How much will it lift? My screwdriver weighs about 200 grams, and the envelope lifts it, though with not much to spare. The test is a success; two envelopes should be enough to lift the balloon including
the camera payload.
I realised it was going to take too long to fill two envelopes, so I rushed back to the shops and bought enough stuff to make a second hydrogen production rig. We’ll fill both envelopes simultaneously.
The Moment of Truth
We hadn’t had time for a complete test. The camera had never been fitted to a balloon. The second hydrogen production rig hadn’t been tested. And we didn’t even know the range of the remote control. But we were out of time; it was time to pack and head for the family get together at my father’s house. Either it would all work first time, or it wouldn’t work at all.
We got the hydrogen rigs set up, strung the balloons out, and started production. The new production rig wasn’t working – the condensor was leaking hydrogen. Well that was easily cured. I rested a couple of half bricks on top, and that sealed it. To make sure, we filled its bucket to immerse the condensor, and saw no bubbles were escaping. It looks good now.
Over about an hour, both envelopes inflated nicely. One of them still got a bit too much water vapour inside, as evidenced by occasional drops coming out alongside the filler tube, but not enough to be a big deal. Hopefully it won’t dissolve the adhesive in the tape sealing the balloon.
But would it fly? There was only one way to find out: strap the camera harness on.

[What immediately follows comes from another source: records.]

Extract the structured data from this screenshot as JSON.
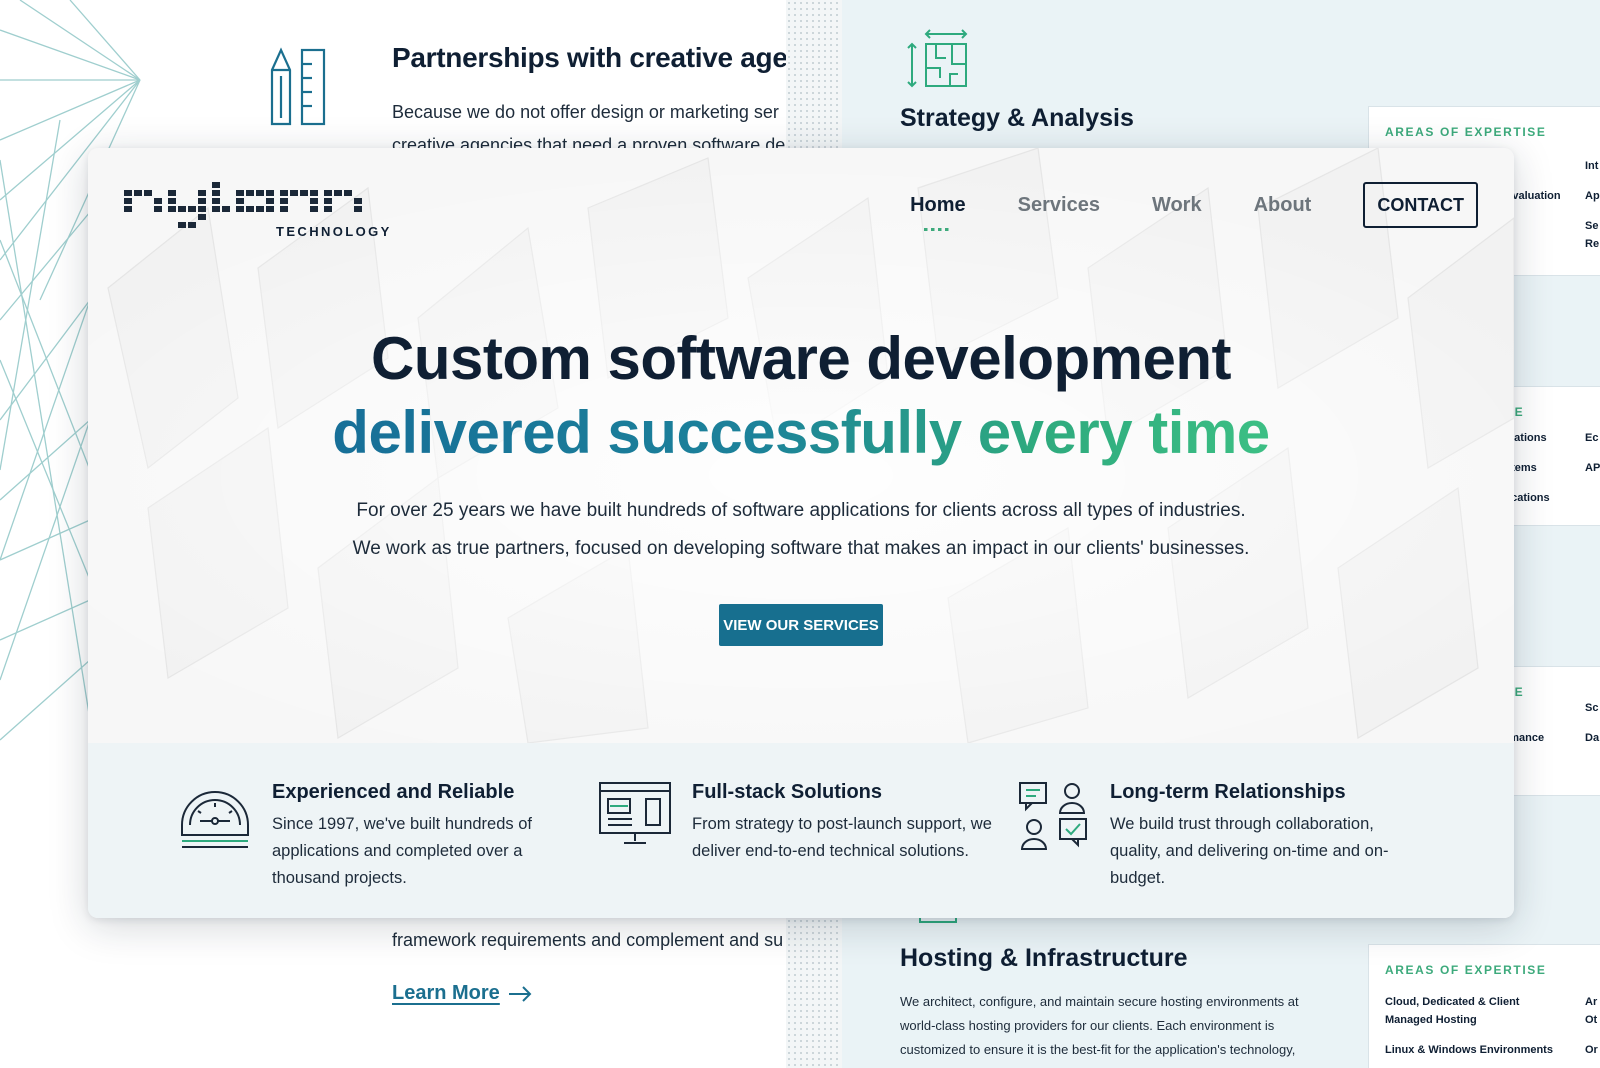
{
  "background_left": {
    "partner_title": "Partnerships with creative agen",
    "partner_text_1": "Because we do not offer design or marketing ser",
    "partner_text_2": "creative agencies that need a proven software de",
    "framework_text": "framework requirements and complement and su",
    "learn_more": "Learn More"
  },
  "background_right": {
    "strategy_title": "Strategy & Analysis",
    "hosting_title": "Hosting & Infrastructure",
    "hosting_text": "We architect, configure, and maintain secure hosting environments at world-class hosting providers for our clients. Each environment is customized to ensure it is the best-fit for the application's technology,",
    "cards": [
      {
        "label": "AREAS OF EXPERTISE",
        "items": [
          "Evaluation",
          "Int",
          "Ap",
          "Se",
          "Re"
        ]
      },
      {
        "label": "SE",
        "items": [
          "ications",
          "stems",
          "lications",
          "Ec",
          "AP"
        ]
      },
      {
        "label": "SE",
        "items": [
          "rmance",
          "Sc",
          "Da"
        ]
      },
      {
        "label": "AREAS OF EXPERTISE",
        "items": [
          "Cloud, Dedicated & Client",
          "Managed Hosting",
          "Linux & Windows Environments",
          "Ar",
          "Ot",
          "Or"
        ]
      }
    ]
  },
  "header": {
    "logo_sub": "TECHNOLOGY",
    "nav": [
      "Home",
      "Services",
      "Work",
      "About"
    ],
    "active_nav": "Home",
    "contact": "CONTACT"
  },
  "hero": {
    "headline_1": "Custom software development",
    "headline_2": "delivered successfully every time",
    "intro_1": "For over 25 years we have built hundreds of software applications for clients across all types of industries.",
    "intro_2": "We work as true partners, focused on developing software that makes an impact in our clients' businesses.",
    "cta": "VIEW OUR SERVICES"
  },
  "features": [
    {
      "icon": "gauge-icon",
      "title": "Experienced and Reliable",
      "text": "Since 1997, we've built hundreds of applications and completed over a thousand projects."
    },
    {
      "icon": "monitor-layout-icon",
      "title": "Full-stack Solutions",
      "text": "From strategy to post-launch support, we deliver end-to-end technical solutions."
    },
    {
      "icon": "people-chat-icon",
      "title": "Long-term Relationships",
      "text": "We build trust through collaboration, quality, and delivering on-time and on-budget."
    }
  ],
  "colors": {
    "navy": "#0f1f33",
    "teal": "#176f8f",
    "green": "#3daa7c",
    "light_bg": "#eef4f6"
  }
}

Yessss!!! It flys well. It looks like the calculations were about right; two envelopes gives us lift to spare. Unfortunately one of the envelopes is dripping a little water right onto the camera. Not much we can do about that, except hope Canon did a good job. If I do this again, the filler tube will not be directly over the payload.
In the end, the whole rig worked flawlessly. It was fairly easy to point the camera in the right direction, just by observing which way it was pointing from the ground. With hindsight, we should have inflated the envelopes slightly more, to get a little more lift. This would have countered the light wind better. But just before dusk and early in the morning, when the winds were very still, it floated high in the sky, and I finally got all 100 metres of kite string played out.
The balloon exceeded our expectations. Over 48 hours, it showed no significant signs of losing hydrogen, and we made five flights getting pictures of my father’s house from all directions, plus pictures of most of the neighbouring houses. The two eight year old kids took almost all the pictures, and did a great job. They took about 800 pictures in total, of while about half were blurred, but the other half were usable. All in all, a fun weekend, and its not just the kids who have learned a lot.